Terms of the settlement agreement with MasterCard have not been disclosed in court filings.
A Home Depot spokesman said the retailer had nothing to do with notices issued on the proposed settlement.
In a statement issued Friday, the attorneys state, “Home Depot has sought to convince financial institutions that issued MasterCard-branded payment cards to accept a ‘settlement’ that by all available indications offers inadequate reimbursement for the losses caused by its data breach.
“In exchange, financial institutions would be required to release their claims in this litigation and forfeit any opportunity to receive additional reimbursement.
“Home Depot has concealed critical terms of this agreement with MasterCard, which was negotiated in secret without the involvement of the court or court-appointed plaintiffs’ counsel, and is being sold based on inconsistent and scant information about what it provides. Incredibly, financial institutions have only been given a few days to make a decision, suggesting the ‘settlement’ cannot withstand scrutiny.”

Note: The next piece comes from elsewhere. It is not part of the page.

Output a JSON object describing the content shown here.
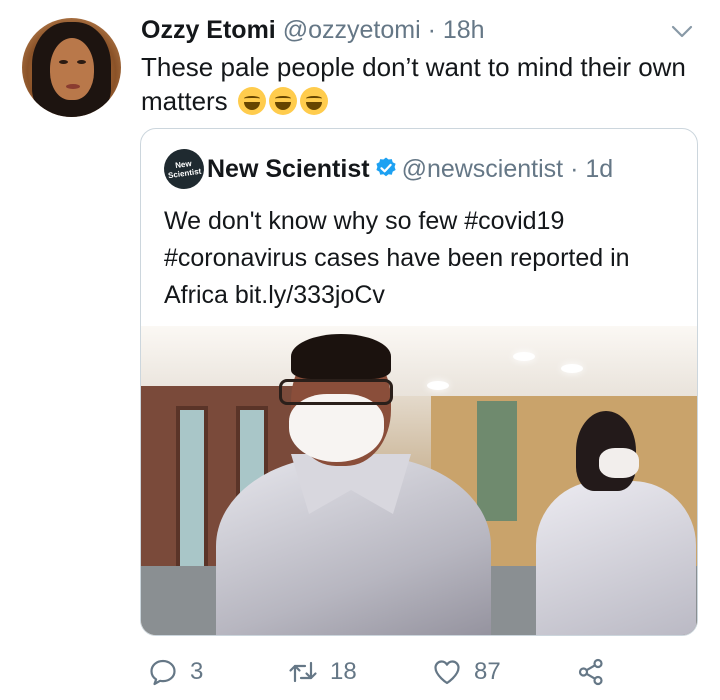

Notices sent to financial institutions by payment processors dated Nov. 25 and Nov. 27, which are included in a Nov. 30 court filing, state the proposed settlement will become effective if 65% of all qualified accounts accept it, and that financial institutions have until Dec. 2 or Dec. 7 to respond in order to participate in the settlement.
The Nov. 30 filing with the U.S. District Court in Atlanta seeks an immediate hearing on the notices sent to the financial institutions concerning the settlement, and has the same charges reflected in its Friday statement.
It states the proposed settlement was sent “hours before the Thanksgiving holiday when class counsel and putative class members would be otherwise occupied,” and asks that Home Depot be required to provide copies of the settlement.
The statement issued Friday also refers to the announcement earlier this week of the $39.4 million settlement between Target Corp. and its financial institutions.
The Target settlement “proves that financial institutions do not need to accept the first offer they receive directly from the card brands. By rejecting MasterCard’s initial offer, financial institutions ultimately obtained significantly greater compensation in court.
“The Target settlement sets an important precedent by showing that financial institutions can achieve greater compensation for their losses through the legal system.”
The statement says also, “Until Home Depot discloses all the facts relating to its agreement with MasterCard, financial institutions should reject any settlement that does not offer significant reimbursement for their losses beyond what they are already entitled to receive under MasterCard’s rules without releasing their legal claims.”
A Home Depot spokesman said although the company does have a tentative agreement with MasterCard, “we have not communicated, nor were we aware of, any communications about the agreement.”
The company reported in a financial filing Nov. 24 that to date it has incurred $252 million in gross expenses related to the data breach, which has been partially offset by $100 million of expected insurance proceeds.
A federal appeals court has overturned a lower court ruling and reinstated a putative class action litigation filed against Ford Motor Co. in connection with its Ford Focus vehicles, whose rear suspensions are allegedly defective.